One of the most beautiful results in all of complex dynamics is the following theorem. This result dates back to 1919 and was proved by both G. Julia and P. Fatou. The fundamental dichotomy for x^{2} + c is: For each c-value, the filled Julia set is either a connected set or a Cantor set. A connected set is a set that consists of just one piece. It may be a simple object, like the unit disk---the filled Julia set for x^{2} --- or it may be any of the more complicated figures depicted in Figure 7. All of these filled Julia sets are connected.
On the other hand, a Cantor set consists of infinitely many pieces --- in fact, uncountably many pieces. Moreover, each piece is a point and every point in the Cantor set is a limit point of other points in this set. So a Cantor set should be visualized as a "cloud" of points---no two points touching, but infinitely many points scattered in any region around a given point.
So the fundamental dichotomy says that filled Julia sets for x^{2} + c come in one of two varieties: connected sets (one piece) or Cantor sets (infinitely many pieces). There is no in-between: there are no c-values for which J_{c} consists of 10 or 20 or 756 pieces.
How do we decide what shape a given J_{c} assumes? Amazingly, it is the orbit of 0 that determines this. For if the orbit of 0 tends to infinity under iteration of x^{2} + c, then the fact is that J_{c} is a Cantor set. On the other hand, if the orbit of 0 does not tend to infinity, then J_{c} is a connected set.
A visual way to view this dichotomy is given by the Mandelbrot set. If c lies in M, then we know that the orbit of 0 does not escape to infinity under iteration of x^{2} + c, so J_{c} must be connected. If c does not lie in M then J_{c} is a Cantor set.

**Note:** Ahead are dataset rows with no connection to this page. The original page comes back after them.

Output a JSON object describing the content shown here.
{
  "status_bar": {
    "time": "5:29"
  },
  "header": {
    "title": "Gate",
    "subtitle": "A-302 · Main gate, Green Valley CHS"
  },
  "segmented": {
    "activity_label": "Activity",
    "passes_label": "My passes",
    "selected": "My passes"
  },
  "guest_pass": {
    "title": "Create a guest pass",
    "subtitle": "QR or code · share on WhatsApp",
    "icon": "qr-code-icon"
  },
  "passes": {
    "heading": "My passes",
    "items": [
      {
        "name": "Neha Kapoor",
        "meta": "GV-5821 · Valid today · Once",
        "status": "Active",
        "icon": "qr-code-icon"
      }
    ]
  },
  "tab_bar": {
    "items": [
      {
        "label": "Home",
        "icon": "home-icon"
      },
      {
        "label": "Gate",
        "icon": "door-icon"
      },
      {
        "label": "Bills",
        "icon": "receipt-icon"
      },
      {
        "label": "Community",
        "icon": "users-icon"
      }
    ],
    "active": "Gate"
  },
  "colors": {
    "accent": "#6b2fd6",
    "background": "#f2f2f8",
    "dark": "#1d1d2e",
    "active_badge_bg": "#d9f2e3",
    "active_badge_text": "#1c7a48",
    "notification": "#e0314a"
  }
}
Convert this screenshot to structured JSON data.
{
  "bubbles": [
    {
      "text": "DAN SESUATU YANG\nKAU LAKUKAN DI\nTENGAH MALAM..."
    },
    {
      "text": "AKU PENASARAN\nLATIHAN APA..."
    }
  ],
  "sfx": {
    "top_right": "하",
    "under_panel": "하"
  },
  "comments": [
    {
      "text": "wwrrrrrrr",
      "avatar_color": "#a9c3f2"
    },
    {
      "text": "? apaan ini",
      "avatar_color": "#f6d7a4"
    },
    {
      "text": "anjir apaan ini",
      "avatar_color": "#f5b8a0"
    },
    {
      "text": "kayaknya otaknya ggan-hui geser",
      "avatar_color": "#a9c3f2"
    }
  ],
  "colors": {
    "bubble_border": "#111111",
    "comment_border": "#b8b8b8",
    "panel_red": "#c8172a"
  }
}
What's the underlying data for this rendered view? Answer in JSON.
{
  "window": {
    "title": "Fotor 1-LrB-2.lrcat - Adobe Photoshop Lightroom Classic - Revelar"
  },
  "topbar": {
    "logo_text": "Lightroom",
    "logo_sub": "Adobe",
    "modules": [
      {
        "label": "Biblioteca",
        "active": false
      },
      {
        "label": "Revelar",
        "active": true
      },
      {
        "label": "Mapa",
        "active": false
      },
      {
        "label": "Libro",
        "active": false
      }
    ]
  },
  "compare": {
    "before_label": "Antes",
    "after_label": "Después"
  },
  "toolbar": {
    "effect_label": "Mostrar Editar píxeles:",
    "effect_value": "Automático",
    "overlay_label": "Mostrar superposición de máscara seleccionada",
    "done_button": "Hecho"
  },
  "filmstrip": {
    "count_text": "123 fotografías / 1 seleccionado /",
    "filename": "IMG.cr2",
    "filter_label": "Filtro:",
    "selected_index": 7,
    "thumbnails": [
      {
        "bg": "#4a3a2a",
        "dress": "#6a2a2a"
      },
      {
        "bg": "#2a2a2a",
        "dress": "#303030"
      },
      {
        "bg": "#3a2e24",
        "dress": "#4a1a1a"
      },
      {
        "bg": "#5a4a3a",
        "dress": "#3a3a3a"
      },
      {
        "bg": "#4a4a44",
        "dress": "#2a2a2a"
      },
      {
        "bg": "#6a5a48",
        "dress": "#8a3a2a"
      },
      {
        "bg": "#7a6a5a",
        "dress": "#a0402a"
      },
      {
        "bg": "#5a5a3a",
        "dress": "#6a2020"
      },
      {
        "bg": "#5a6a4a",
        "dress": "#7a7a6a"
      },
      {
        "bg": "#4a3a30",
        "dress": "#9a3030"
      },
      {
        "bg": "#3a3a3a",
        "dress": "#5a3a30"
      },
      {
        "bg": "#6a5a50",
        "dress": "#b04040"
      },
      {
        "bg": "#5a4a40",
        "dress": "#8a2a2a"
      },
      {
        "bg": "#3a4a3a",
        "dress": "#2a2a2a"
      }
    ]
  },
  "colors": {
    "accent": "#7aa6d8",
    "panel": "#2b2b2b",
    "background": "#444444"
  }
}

This dichotomy thus gives us a second interpretation of the Mandelbrot set.
The Mandelbrot set consists of all c-values for which
It is amazing that the orbit of 0 "knows" the shape of the filled Julia set for x^{2} + c. The reason that 0 is so special stems from the fact that 0 is the critical point of x^{2} + c. That is, the derivative of x^{2} + c is 2x, and this derivative only vanishes at x=0.